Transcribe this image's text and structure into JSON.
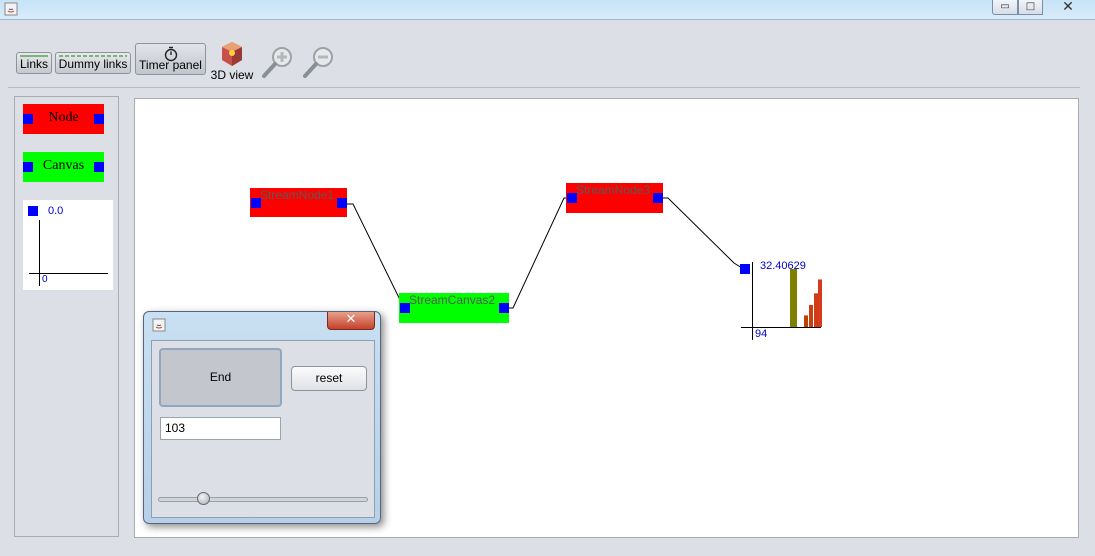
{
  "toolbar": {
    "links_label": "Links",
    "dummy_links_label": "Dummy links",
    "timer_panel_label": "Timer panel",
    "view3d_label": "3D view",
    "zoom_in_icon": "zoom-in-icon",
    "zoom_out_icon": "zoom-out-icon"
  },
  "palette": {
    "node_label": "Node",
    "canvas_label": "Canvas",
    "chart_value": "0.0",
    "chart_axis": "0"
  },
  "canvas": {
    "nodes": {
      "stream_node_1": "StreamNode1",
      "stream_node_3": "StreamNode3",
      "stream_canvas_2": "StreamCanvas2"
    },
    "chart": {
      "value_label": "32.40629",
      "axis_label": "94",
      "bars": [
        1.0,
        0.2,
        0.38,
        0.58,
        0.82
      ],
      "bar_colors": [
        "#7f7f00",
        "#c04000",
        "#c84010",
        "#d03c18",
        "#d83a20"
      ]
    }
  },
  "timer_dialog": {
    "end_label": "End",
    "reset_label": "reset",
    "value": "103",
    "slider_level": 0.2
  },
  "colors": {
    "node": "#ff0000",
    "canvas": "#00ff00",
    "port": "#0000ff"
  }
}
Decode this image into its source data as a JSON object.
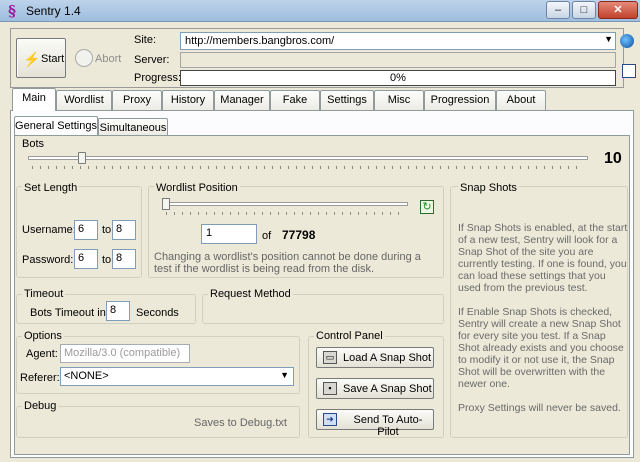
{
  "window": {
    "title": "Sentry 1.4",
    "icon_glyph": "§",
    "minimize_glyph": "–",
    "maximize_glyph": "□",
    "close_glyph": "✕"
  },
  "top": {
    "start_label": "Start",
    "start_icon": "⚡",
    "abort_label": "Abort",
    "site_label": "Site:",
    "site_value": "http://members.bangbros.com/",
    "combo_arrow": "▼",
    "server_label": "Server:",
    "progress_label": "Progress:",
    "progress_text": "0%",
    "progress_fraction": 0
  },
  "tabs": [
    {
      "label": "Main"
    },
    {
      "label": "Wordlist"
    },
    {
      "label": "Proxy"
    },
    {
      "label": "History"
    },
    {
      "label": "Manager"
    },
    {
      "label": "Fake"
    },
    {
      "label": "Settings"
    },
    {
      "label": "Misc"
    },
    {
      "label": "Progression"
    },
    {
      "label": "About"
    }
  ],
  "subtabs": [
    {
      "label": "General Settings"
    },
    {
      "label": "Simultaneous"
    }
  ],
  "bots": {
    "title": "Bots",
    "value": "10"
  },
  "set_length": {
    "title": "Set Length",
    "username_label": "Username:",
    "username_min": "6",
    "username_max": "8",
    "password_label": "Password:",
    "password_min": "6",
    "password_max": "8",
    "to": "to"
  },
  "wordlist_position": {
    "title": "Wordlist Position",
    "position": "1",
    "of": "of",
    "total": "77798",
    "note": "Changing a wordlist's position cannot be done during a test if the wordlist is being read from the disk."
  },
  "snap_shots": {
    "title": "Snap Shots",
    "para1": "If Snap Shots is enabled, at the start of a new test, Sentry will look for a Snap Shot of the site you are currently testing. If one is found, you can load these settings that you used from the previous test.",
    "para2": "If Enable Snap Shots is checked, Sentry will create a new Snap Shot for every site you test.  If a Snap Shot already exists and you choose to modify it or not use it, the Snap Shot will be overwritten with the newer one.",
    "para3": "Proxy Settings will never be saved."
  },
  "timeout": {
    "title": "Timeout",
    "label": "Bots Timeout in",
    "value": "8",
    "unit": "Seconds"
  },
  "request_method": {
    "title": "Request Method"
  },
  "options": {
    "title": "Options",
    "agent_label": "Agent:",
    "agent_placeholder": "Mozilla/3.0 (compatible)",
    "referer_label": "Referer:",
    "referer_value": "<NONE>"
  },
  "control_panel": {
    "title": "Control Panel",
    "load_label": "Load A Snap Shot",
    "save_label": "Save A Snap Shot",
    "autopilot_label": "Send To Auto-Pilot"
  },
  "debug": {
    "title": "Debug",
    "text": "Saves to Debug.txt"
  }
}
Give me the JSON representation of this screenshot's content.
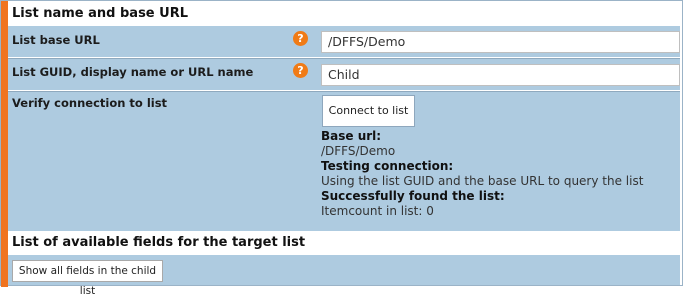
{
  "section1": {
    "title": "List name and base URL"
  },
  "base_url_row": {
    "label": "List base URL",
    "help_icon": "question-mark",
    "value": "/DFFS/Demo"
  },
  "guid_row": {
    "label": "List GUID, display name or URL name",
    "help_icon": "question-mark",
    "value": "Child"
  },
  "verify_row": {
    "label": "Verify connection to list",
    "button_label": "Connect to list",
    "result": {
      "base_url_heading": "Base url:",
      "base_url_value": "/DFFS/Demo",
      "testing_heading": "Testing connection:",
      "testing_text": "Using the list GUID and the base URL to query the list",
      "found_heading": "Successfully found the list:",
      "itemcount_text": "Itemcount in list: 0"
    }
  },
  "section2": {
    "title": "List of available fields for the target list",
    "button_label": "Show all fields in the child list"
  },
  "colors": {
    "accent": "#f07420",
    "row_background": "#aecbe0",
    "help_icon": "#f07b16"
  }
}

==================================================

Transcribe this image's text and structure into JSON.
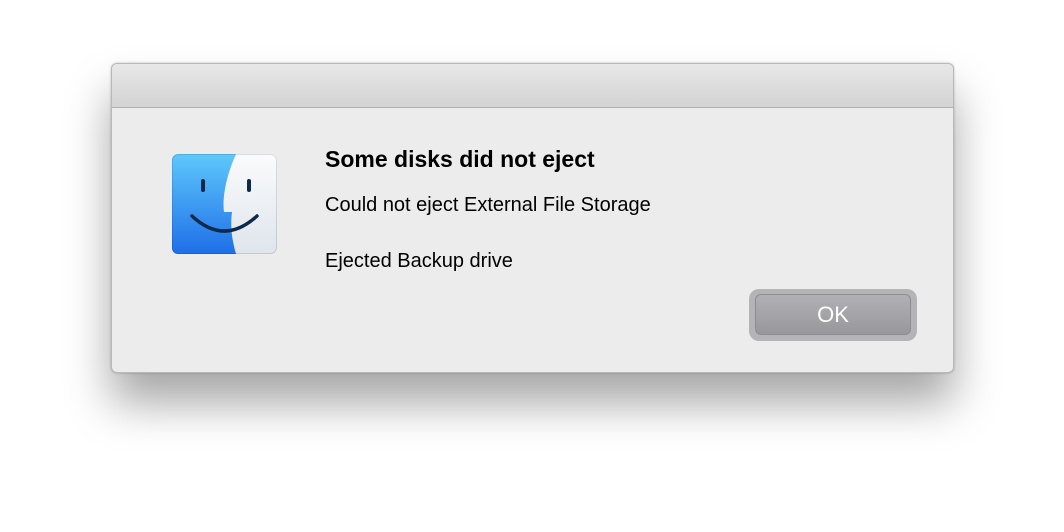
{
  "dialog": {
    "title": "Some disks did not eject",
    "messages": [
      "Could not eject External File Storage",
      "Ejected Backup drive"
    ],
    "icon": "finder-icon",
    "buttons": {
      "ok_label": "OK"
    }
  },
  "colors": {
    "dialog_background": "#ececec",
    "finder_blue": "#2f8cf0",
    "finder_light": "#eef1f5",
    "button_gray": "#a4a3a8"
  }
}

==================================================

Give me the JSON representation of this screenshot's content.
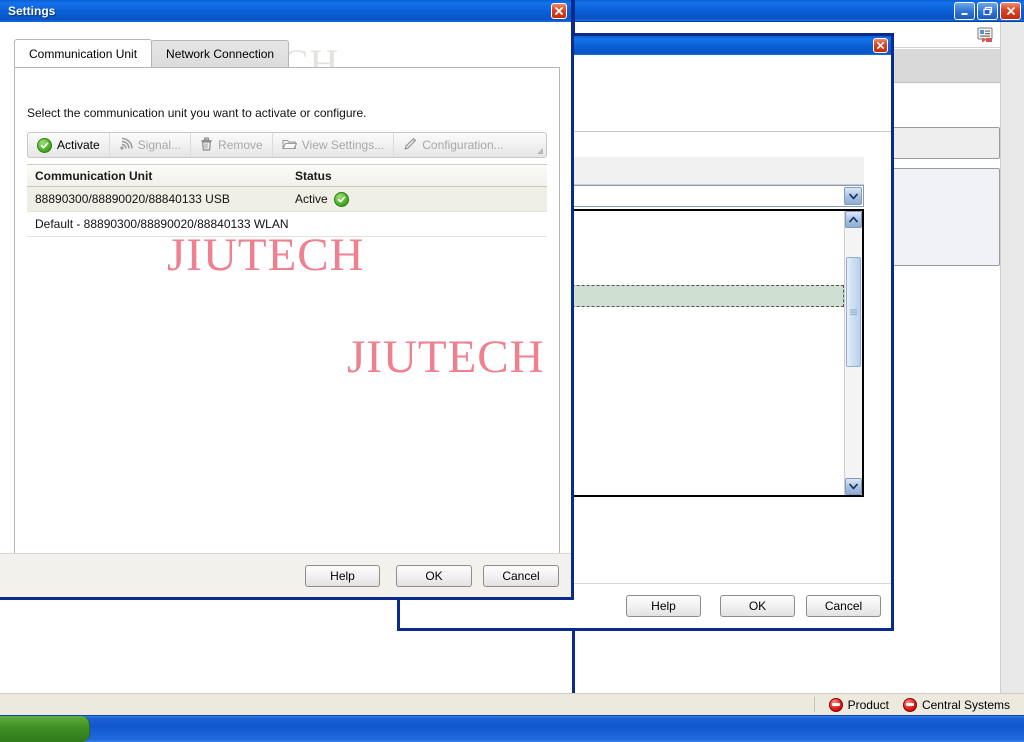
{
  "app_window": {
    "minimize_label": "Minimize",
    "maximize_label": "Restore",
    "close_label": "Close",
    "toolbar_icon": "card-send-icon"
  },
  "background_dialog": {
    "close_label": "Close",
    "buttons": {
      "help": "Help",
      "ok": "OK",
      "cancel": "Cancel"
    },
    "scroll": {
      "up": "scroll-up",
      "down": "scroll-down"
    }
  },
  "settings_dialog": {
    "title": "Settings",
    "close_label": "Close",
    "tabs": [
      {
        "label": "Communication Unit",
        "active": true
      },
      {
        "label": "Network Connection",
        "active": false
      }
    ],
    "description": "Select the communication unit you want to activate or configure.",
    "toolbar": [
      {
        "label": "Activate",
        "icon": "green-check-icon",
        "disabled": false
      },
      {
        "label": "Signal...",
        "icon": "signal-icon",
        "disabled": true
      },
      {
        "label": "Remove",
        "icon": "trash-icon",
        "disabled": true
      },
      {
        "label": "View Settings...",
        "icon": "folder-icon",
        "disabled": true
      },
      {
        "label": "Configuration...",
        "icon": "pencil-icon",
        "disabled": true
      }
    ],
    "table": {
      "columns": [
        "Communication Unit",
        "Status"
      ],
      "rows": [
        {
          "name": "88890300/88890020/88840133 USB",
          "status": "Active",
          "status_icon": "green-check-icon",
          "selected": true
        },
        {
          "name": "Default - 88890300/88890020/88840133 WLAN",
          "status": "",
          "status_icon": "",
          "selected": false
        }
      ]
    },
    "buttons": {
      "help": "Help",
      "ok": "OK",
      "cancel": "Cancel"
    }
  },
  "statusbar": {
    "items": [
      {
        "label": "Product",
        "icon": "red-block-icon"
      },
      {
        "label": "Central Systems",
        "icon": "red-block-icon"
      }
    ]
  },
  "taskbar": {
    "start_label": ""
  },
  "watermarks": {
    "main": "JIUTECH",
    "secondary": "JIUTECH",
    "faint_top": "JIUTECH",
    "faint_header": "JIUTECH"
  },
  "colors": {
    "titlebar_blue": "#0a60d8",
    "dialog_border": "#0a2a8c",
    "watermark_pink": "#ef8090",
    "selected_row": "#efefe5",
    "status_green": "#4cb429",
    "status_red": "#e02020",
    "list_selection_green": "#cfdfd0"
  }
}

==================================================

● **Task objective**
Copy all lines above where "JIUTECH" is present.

● **Task output**
    "main": "JIUTECH",
    "secondary": "JIUTECH",
    "faint_top": "JIUTECH",
    "faint_header": "JIUTECH"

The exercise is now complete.